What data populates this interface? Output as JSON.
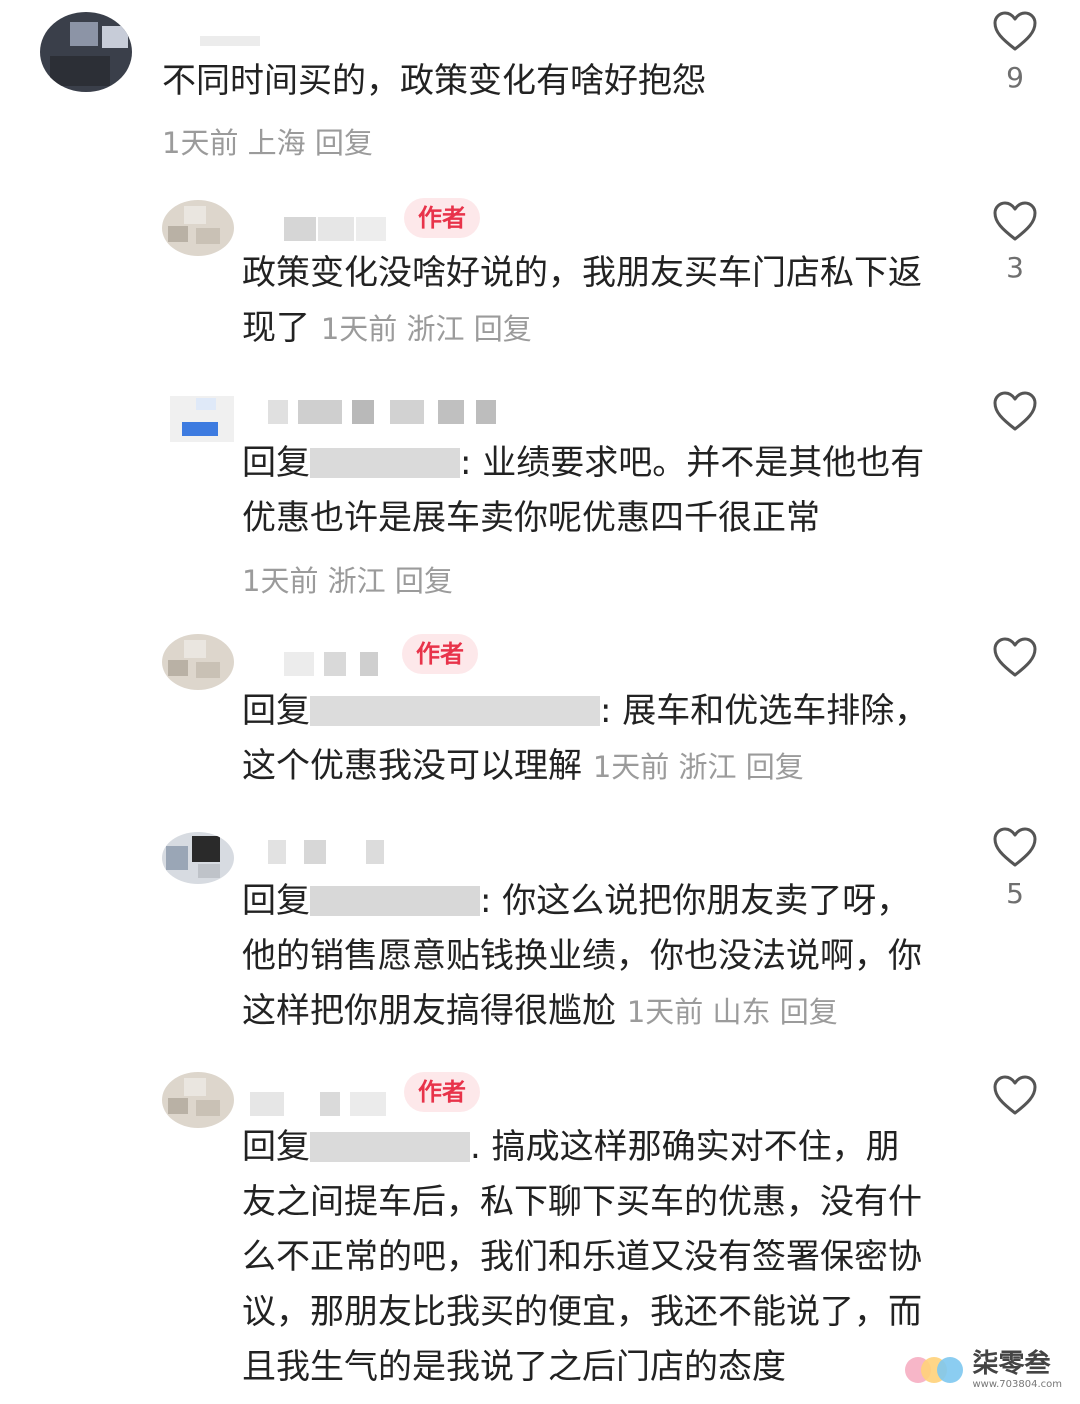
{
  "comments": [
    {
      "text": "不同时间买的，政策变化有啥好抱怨",
      "time": "1天前",
      "location": "上海",
      "reply_label": "回复",
      "likes": "9"
    },
    {
      "author_badge": "作者",
      "text": "政策变化没啥好说的，我朋友买车门店私下返现了",
      "time": "1天前",
      "location": "浙江",
      "reply_label": "回复",
      "likes": "3"
    },
    {
      "reply_prefix": "回复",
      "text": ": 业绩要求吧。并不是其他也有优惠也许是展车卖你呢优惠四千很正常",
      "time": "1天前",
      "location": "浙江",
      "reply_label": "回复",
      "likes": ""
    },
    {
      "author_badge": "作者",
      "reply_prefix": "回复",
      "text": ": 展车和优选车排除，这个优惠我没可以理解",
      "time": "1天前",
      "location": "浙江",
      "reply_label": "回复",
      "likes": ""
    },
    {
      "reply_prefix": "回复",
      "text": ": 你这么说把你朋友卖了呀，他的销售愿意贴钱换业绩，你也没法说啊，你这样把你朋友搞得很尴尬",
      "time": "1天前",
      "location": "山东",
      "reply_label": "回复",
      "likes": "5"
    },
    {
      "author_badge": "作者",
      "reply_prefix": "回复",
      "text": ". 搞成这样那确实对不住，朋友之间提车后，私下聊下买车的优惠，没有什么不正常的吧，我们和乐道又没有签署保密协议，那朋友比我买的便宜，我还不能说了，而且我生气的是我说了之后门店的态度",
      "likes": ""
    }
  ],
  "icons": {
    "like": "heart-outline-icon"
  },
  "colors": {
    "author_badge_bg": "#fde8ea",
    "author_badge_text": "#e8334a",
    "meta": "#9b9b9b"
  },
  "watermark": {
    "brand": "柒零叁",
    "url": "www.703804.com"
  }
}
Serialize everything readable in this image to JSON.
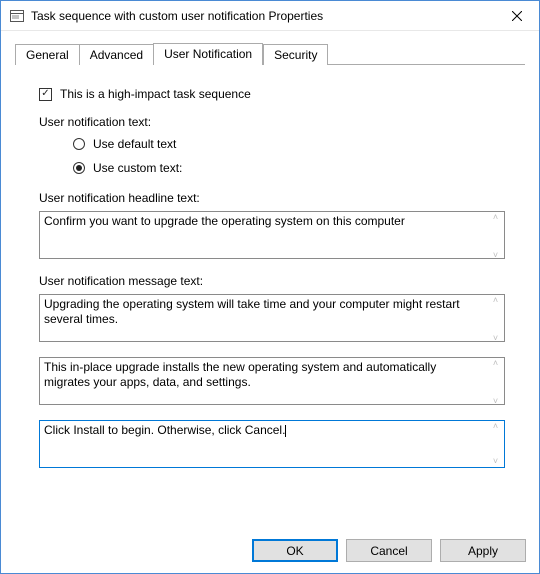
{
  "window": {
    "title": "Task sequence with custom user notification Properties"
  },
  "tabs": {
    "general": "General",
    "advanced": "Advanced",
    "user_notification": "User Notification",
    "security": "Security",
    "active": "user_notification"
  },
  "panel": {
    "high_impact_label": "This is a high-impact task sequence",
    "notification_text_label": "User notification text:",
    "radio_default": "Use default text",
    "radio_custom": "Use custom text:",
    "headline_label": "User notification headline text:",
    "headline_value": "Confirm you want to upgrade the operating system on this computer",
    "message_label": "User notification message text:",
    "message1": "Upgrading the operating system will take time and your computer might restart several times.",
    "message2": "This in-place upgrade installs the new operating system and automatically migrates your apps, data, and settings.",
    "message3": "Click Install to begin. Otherwise, click Cancel."
  },
  "buttons": {
    "ok": "OK",
    "cancel": "Cancel",
    "apply": "Apply"
  }
}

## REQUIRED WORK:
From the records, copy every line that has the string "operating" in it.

## RESPONSE TO THE EXERCISE:
    "headline_value": "Confirm you want to upgrade the operating system on this computer",
    "message1": "Upgrading the operating system will take time and your computer might restart several times.",
    "message2": "This in-place upgrade installs the new operating system and automatically migrates your apps, data, and settings.",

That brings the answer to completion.